Certainly I felt the film was ambiguous in many ways and Gretchen Mol's Bettie seemed to me highly vulnerable and explicitly young in every scene. Go see it, for Gretchen Mol alone if nothing else, and I would love to know what you thought.

For readers in or around Portsmouth, it's on at No. 6 Cinema in the Historic Dockyard, and if you didn't know such a place existed, you should check out the website at:

My eagerly awaited copy of Nancy Springer's Enola Holmes mystery (younger sister of Sherlock) has arrived and I am just under halfway through. Thanks again to Colleen Mondor for this recommendation, because I am loving it. I took it to dinner with some friends today and their daughter wants to borrow it as soon as I've finished. I love reading chains. This one should be extra long, too, because we're going to donate it to the library service as soon as we're both through, so if you've got a library card it should be on the catalogue in a month, and if you can't wait that long....there's always Amazon!

Chloe, my friends' daughter has also managed to solicit a promise from me to buy her a copy of Lisa Clark's Pinkworld upon its release next year. In fact, we made a 'Pinky Promise' that was faithfully turned into a contract by the savvy young Chloe, which reads:

4 Chloe,

Iwill buy you a copy of Pinkworld by Lisa Clark, signed by her.

Pinky Promised by Sarah Cheverton

What ever happened to youthful trust?

Today's 3 beautiful things:

1) Getting enough work done (on all three of my jobs - yay!) to feel virtuous but not enough to take up too much of my day.

2) The smell of my freshly washed patchwork blanket as I throw it over the bed

3) The anticipation of a glass of wine and an evening spent with music and a close friend

Thanks to Kitty Kat for posting her top 3, keep em coming.

Also, thanks to anonymous, who pointed out that there is another e e cummings poem featured in 'In Her Shoes', the film that also quotes the Bishop poem from a few nights ago. I had completely forgotten that this was in the movie too, but I love drawing the threads together, so another e e cummings to close the blog tonight.

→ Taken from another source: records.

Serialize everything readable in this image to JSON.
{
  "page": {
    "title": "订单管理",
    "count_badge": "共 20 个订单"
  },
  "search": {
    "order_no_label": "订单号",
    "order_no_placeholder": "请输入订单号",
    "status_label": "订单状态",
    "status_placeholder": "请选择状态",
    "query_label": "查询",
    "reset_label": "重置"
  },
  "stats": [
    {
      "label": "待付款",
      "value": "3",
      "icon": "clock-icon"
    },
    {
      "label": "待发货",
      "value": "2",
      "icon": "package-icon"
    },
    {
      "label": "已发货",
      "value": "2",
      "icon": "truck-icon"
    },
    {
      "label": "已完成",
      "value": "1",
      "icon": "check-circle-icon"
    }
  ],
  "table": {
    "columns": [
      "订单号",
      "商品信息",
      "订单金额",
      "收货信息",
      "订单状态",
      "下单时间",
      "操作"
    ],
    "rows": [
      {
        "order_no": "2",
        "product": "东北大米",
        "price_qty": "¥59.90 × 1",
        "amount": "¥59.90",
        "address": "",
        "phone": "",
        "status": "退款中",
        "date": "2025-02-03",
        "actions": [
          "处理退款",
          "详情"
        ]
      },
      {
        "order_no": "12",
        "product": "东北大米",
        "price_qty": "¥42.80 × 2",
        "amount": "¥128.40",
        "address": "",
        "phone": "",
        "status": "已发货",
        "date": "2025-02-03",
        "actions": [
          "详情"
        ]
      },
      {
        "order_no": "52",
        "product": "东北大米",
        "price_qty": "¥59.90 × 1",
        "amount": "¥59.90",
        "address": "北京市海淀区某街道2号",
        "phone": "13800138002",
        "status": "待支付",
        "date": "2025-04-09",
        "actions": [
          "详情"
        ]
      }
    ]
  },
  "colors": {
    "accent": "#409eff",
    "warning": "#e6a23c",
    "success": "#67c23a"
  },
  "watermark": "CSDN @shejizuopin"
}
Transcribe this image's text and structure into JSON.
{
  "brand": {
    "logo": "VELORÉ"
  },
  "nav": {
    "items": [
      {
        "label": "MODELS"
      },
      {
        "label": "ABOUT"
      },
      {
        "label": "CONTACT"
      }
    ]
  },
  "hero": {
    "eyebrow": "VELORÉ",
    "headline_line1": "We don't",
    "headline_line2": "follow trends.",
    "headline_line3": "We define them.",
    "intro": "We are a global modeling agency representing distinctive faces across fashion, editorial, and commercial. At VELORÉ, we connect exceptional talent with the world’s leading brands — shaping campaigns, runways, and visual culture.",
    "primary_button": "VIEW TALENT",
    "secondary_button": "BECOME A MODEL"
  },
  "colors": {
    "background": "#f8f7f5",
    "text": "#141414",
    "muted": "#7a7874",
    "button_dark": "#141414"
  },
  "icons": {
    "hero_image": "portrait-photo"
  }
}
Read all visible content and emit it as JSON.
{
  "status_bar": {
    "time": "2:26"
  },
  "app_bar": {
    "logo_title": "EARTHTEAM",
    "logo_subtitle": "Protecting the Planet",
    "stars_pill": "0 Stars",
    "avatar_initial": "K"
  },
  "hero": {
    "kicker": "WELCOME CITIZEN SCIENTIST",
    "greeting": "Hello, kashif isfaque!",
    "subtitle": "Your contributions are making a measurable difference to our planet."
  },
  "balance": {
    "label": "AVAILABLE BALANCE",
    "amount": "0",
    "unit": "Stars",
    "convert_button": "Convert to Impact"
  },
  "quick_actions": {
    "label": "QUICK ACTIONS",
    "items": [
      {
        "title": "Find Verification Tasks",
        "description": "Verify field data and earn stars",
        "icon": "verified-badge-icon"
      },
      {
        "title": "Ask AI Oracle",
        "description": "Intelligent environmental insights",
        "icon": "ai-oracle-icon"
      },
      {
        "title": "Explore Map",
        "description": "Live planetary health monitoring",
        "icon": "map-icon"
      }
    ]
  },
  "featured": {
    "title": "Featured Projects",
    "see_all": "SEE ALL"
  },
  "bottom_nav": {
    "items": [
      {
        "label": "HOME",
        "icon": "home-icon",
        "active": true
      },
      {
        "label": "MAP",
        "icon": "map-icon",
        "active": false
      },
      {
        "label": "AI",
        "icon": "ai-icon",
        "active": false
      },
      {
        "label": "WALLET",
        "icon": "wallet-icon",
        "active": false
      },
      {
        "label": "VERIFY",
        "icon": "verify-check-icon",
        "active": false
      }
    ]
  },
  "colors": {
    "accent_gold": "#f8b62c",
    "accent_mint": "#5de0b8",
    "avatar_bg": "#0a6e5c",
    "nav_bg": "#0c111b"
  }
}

i carry your heart e e cummings

i carry your heart with me (i carry it in
my heart) i am never without it (anywhere
i go you go, my dear; and whatever is done
by only me is your doing, my darling)

i fear
no fate (for you are my fate, my sweet) i want
no world (for beautiful you are my world, my true)
and it's you are whatever a moon has always meant
and whatever a sun will always sing is you

here is the deepest secret nobody knows
(here is the root of the root and the bud of the bud
and the sky of the sky of a tree called life; which grows
higher than soul can hope or mind can hide)
and this is the wonder that's keeping the stars apart

i carry your heart (i carry it in my heart)